How will you make money (and no, advertising is not the answer)?
Who, specifically, is your first customer? Second? Third?
What is your contingency plan for when this seed round is exhausted, and you are unable to raise any more?
What is your API/platform/partnership strategy?
How are you going to sell the company, and to whom, within six years?
You are an aspiring entrepreneur, eager to dump the corporate grind, and work to the beat of your own drummer, but you can’t come up with that killer idea to save the world. What are the alternatives that will give you the independence you crave, and challenge your business acumen?
Technically, I believe an entrepreneur is anyone who manages his own profit and loss, and doesn’t meet the government tax definition of an employee. Beyond the traditional new product or service model, you can always buy an existing business, purchase a franchise, join a multi-level marketing (MLM) company, or simply go out on your own as a consultant. Read more
The U.S. Securities and Exchange Commission has very strict rules about who can raise investment funds for privately held businesses, and how they are allowed to go about doing it. At the moment, this is primarily limited to raising money from very rich people who qualify as Accredited Investors, and with whom you already have a pre-existing relationship. Read more

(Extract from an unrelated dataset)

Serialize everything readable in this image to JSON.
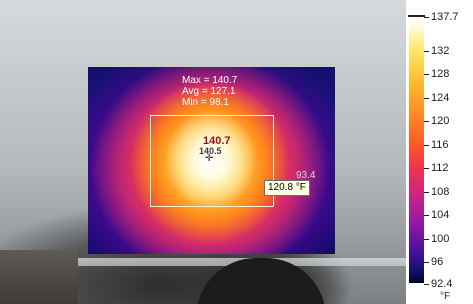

Investors absolutely need to know the specific financial status of a company before they invest, because they are going to be part owners of the business. How much would you be willing pay someone to take over their bank account if you had no idea how much was in it?
So yes, it is absolutely standard practice for investors to require both existing financials that document the current state of the company into which they are investing, as well as projected financial statements giving them some idea of what you believe you will be able to make, and what you believe it will cost, if they invest. Read more
I don’t have an MBA. I used to fear that this would put me at a disadvantage in starting my own company, but now I’m convinced that it may be the other way around. In some reputable surveys, as many as two-thirds of entrepreneurs felt that their entrepreneurial spirit was more ingrained than learned, so a specific education level is at least irrelevant.
For business professionals who aspire to an executive position in a large company, most people agree that an MBA is always positive. It will get you a higher starting salary, and a valuable edge in your credentials at every promotion opportunity. In fact, BusinessWeek reports that roughly 40 percent of the S&P 500 chief executives have MBAs in any given year. Read more
The ideal angel investor would spend a great deal of his/her time working on behalf of the company in support of the CEO, in every way other than being a full-time employee.
In addition to doing the kinds of things that anyone (employee, friend, parent, founder, etc.) could do (referring customers, tweeting out news, suggesting ideas, checking out competitive sites, pointing out relevant news articles, providing moral support, etc.) the best angels are good for the same categories of contributions that not-for-profit institution look for when recruiting board members: the Three Ws of Wealth, Work and Wisdom. Read more